Today the Galapagos Islands remain some of the most pristine wildlife regions in the world – fit for any modern explorer to discover. We’ve got a number of journeys to the Galapagos where you’ll discover the marine iguanas, giant tortoises, penguins, fur seals, and sea lions among other marine life.
Inspired by his travels, we thought we’d ask the question – where might Charles Darwin travel today if he were still alive? Here are our top four laces to inspire your inner Darwin.
The Southern Polar Region
The Southern Polar Region encompasses areas of Australia, New Zealand, Argentina, and western Antarctica and is one of the world’s most pristine environments. It supports an incredibly rich plant and animal life, with penguins, seals, albatrosses, and a large number of whales calling the region home.
See it – Southern Ocean Lodge, Australia | Southern Ocean Lodge is located on Kangaroo Island, widely regarded at the Galapagos of Australia with its diverse wildlife and natural beauty. While there, take a marine tour in a zodiac to discover the area’s dolphins and a variety of seabirds including penguins, sea eagles, albatross and pelicans.
Madagascar is a kaleidoscope of nature you won’t find anywhere else in the world. It has a distinct natural identity of spiny forests and exotic species that have evolved like nowhere else in the world, including the famous primates of the island – its lemurs.
See it – A Madagascar Safari | Explore one of the world’s foremost wildlife and cultural destinations with a two-week safari that showcases the untamed island in all of her glory, from the Spiny Forests of the South to the epic island paradises of the North.
The tropical forests of Borneo are incredible rich in biodiversity, home to the Bornean orangutan as well as 220 other species of mammals, 420 species of birds, 3,000 species of trees, and about 15,000 species of flowers.
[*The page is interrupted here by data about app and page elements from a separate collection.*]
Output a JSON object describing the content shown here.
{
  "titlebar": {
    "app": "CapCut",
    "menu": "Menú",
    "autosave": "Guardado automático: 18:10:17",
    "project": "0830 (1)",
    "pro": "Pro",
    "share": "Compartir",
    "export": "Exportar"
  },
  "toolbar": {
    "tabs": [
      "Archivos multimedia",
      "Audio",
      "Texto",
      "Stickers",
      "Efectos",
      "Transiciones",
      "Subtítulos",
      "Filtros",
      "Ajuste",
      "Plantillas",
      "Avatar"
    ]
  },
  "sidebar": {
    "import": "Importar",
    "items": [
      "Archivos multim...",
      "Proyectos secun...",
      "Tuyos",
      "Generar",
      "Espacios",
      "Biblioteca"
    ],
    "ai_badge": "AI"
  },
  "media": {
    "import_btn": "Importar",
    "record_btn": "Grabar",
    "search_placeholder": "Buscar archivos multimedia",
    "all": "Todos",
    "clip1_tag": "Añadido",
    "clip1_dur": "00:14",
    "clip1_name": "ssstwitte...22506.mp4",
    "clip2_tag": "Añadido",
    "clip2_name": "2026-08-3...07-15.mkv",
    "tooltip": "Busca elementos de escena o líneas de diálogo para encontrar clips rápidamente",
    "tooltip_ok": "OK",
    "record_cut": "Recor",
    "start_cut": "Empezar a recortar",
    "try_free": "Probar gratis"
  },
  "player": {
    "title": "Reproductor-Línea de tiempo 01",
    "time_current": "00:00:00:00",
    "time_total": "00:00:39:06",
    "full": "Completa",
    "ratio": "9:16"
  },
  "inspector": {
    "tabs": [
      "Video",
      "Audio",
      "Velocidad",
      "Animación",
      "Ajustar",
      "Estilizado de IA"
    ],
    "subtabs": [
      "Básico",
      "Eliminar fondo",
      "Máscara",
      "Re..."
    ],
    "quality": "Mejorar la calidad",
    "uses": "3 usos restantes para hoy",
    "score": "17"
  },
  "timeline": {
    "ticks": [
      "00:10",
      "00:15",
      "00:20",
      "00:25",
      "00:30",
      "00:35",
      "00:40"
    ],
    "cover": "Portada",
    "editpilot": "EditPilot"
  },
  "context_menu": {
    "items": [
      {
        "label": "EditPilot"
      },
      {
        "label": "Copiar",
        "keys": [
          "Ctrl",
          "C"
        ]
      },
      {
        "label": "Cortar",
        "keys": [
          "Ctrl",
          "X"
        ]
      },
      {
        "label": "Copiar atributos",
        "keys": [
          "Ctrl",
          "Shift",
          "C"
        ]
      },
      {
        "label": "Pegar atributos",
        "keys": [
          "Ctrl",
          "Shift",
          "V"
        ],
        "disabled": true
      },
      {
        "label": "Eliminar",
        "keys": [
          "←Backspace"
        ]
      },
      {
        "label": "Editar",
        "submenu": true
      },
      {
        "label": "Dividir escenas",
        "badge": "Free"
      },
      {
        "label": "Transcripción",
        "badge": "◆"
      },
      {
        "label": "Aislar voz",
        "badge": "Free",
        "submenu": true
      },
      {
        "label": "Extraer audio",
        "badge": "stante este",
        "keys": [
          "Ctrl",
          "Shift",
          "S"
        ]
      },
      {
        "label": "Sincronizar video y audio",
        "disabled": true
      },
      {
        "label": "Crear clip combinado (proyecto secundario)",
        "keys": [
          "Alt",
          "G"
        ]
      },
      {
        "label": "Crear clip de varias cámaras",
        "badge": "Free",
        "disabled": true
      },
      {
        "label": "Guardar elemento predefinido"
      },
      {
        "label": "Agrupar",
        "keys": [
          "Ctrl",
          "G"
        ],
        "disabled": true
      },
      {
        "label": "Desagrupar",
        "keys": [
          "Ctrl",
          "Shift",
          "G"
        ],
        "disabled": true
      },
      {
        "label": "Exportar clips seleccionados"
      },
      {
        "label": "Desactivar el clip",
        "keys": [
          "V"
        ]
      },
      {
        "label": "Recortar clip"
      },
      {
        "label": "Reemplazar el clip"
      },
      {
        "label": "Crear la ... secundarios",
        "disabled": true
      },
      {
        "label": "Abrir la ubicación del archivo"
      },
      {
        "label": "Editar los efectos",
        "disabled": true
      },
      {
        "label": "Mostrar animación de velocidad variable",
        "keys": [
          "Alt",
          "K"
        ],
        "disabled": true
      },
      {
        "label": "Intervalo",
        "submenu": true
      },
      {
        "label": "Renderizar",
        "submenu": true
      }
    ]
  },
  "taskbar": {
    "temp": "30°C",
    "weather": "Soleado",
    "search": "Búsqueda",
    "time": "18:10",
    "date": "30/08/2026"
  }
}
The waters off of Malaysia Borneo are also legendary and offer dozens of dive sites ripe with some of the most impressive coral and marine life.
See it – Wild Borneo by Helicopter | Head over – and into – Borneo’s jungles and beaches by private helicopter for eight thrilling days in search of encounters with orangutans, traditional tribes, and stunning natural beauty. Discover your inner naturalist on this tropical island paradise for the adventurous soul.
The Southern Andes, Argentina
During the voyage of the HMS Beagle, her captain Robert FitzRoy celebrated Charles Darwin’s 25th birthday by naming a mountain in the Andes after him. What is now known as Mount Darwin is located in the southernmost range of the Andes, just north of the Beagle Channel.
See it – Los Cauquenes Resort and Spa | Head to Los Cauquenes Resort and Spa in Argentina, located on the shores of the Beagle Channel with magnificent views of the southern Andes. From there you can explore the area known as the “End of the World” with tours of the Beagle Channel and local culture, train excursions, glacier visits.
There’s a big world out there to discover. Whether you are exploring in Darwin’s footsteps or paving your path, we’re here to help you.